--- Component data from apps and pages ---

BEGIN

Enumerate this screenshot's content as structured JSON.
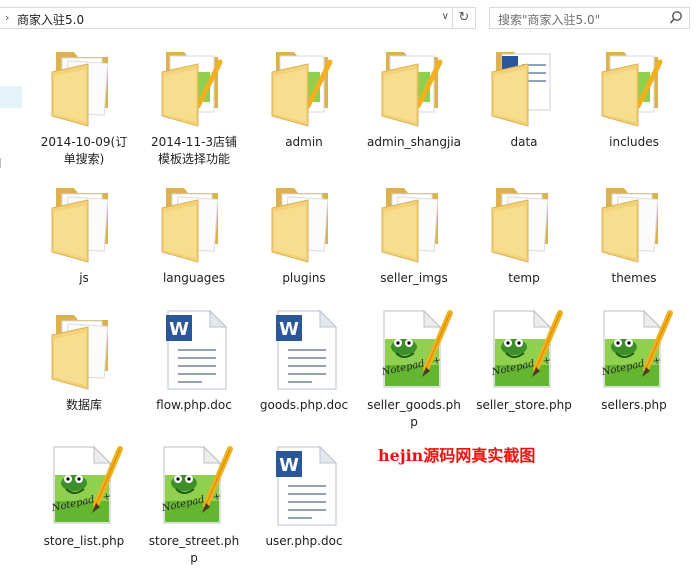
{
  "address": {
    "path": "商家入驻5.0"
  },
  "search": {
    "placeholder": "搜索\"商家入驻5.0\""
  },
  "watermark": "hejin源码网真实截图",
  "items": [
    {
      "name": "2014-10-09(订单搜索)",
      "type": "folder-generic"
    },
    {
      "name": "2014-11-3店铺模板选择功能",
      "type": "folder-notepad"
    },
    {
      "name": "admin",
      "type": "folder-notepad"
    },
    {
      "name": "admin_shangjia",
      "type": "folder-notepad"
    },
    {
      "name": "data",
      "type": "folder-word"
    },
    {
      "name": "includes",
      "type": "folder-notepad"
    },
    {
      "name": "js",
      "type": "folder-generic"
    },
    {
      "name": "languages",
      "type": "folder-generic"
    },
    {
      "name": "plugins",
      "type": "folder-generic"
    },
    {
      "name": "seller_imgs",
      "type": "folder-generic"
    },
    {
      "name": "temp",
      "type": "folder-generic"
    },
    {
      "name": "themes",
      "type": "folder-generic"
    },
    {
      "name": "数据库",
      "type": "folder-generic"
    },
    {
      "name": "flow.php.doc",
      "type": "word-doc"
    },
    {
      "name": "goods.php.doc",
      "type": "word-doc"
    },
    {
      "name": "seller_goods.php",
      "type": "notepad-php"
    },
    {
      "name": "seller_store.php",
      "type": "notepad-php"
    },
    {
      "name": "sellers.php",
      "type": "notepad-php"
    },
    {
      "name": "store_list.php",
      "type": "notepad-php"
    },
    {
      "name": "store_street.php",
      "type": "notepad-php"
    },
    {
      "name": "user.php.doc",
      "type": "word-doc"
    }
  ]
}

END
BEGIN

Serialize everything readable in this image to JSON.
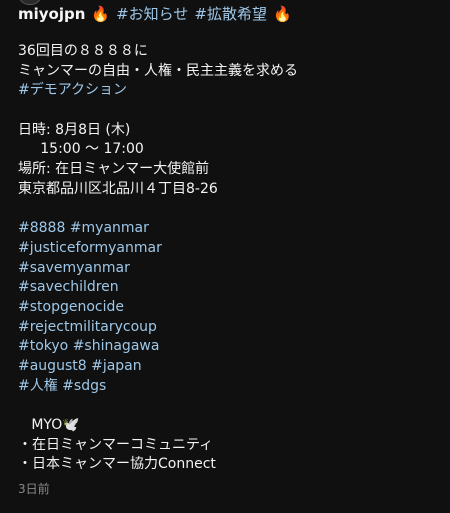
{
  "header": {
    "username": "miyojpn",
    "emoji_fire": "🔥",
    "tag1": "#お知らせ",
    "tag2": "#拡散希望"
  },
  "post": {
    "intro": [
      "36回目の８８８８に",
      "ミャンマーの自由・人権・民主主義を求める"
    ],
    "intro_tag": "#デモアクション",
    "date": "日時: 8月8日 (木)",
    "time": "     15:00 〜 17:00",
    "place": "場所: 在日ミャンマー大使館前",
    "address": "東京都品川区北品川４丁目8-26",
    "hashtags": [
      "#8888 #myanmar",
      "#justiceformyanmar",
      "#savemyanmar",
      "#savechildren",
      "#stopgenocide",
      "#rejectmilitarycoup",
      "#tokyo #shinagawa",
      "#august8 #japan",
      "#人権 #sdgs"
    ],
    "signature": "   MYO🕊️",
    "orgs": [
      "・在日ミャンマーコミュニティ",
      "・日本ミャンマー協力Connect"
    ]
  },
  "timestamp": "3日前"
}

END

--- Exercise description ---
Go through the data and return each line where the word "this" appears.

--- Expected answer ---
Enumerate this screenshot's content as structured JSON.
Serialize everything readable in this image to JSON.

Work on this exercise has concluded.